■ PROBLEM STATEMENT ■
Look through the records below, count the lines with the word "name", and reply with only the number.

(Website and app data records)
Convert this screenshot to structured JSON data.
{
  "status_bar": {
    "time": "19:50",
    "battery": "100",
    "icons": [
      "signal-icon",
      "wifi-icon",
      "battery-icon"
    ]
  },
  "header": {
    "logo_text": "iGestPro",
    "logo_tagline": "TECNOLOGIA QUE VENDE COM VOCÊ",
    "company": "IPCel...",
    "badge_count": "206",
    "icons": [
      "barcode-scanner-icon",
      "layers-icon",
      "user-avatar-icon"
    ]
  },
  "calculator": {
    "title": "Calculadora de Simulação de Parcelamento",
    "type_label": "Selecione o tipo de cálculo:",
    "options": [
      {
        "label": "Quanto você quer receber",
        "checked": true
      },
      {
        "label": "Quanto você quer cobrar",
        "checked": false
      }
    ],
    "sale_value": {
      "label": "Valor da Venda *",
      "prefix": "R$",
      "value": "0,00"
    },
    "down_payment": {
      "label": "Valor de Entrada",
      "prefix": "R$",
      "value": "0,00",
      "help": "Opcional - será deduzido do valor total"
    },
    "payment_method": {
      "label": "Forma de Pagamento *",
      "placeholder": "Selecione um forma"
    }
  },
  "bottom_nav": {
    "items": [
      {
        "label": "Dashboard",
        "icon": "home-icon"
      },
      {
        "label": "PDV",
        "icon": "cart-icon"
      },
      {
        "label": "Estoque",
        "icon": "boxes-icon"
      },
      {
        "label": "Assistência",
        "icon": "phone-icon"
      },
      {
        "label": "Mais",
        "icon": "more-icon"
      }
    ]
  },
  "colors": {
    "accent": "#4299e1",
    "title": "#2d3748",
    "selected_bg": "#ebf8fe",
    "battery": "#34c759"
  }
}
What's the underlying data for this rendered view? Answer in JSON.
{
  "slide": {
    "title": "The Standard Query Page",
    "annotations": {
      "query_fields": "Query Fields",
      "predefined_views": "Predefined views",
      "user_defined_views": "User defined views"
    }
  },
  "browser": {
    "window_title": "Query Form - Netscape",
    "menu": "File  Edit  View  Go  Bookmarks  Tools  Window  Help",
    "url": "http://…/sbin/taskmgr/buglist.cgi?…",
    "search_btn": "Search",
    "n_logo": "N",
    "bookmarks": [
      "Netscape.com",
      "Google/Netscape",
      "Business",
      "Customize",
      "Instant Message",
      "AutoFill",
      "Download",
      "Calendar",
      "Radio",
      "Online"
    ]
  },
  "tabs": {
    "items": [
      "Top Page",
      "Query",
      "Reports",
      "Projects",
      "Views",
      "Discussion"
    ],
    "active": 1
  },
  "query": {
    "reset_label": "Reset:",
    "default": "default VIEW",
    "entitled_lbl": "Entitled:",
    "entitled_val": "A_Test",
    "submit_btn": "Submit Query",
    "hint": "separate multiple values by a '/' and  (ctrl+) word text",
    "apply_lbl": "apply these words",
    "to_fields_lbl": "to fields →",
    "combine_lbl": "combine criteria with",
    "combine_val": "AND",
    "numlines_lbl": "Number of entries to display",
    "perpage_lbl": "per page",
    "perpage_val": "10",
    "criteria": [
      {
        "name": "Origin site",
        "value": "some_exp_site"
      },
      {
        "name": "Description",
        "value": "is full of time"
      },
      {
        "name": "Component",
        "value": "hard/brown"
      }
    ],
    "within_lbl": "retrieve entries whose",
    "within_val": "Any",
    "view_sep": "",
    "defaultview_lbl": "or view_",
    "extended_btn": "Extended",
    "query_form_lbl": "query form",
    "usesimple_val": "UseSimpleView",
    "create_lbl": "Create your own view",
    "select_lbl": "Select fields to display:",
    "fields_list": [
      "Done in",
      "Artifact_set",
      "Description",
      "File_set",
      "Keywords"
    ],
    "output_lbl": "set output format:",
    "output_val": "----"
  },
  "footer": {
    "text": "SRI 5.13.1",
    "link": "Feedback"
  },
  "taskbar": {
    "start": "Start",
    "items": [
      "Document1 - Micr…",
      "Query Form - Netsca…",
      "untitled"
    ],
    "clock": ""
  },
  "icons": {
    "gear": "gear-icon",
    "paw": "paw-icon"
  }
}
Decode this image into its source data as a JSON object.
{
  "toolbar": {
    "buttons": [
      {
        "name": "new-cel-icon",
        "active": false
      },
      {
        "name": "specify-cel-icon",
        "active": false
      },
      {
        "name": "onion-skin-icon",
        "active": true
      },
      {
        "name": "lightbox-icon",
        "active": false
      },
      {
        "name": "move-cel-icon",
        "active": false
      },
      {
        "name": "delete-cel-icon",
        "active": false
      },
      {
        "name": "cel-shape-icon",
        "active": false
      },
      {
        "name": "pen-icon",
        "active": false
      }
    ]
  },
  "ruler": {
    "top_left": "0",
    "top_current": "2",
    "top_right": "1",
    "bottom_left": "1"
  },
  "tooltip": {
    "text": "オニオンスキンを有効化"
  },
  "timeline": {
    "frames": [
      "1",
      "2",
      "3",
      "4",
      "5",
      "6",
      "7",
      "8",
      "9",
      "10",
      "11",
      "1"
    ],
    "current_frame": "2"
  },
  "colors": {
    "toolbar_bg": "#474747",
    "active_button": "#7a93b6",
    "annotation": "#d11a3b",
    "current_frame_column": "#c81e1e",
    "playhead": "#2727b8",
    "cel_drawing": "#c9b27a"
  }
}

■ SOLUTION FOR THIS TASK ■
11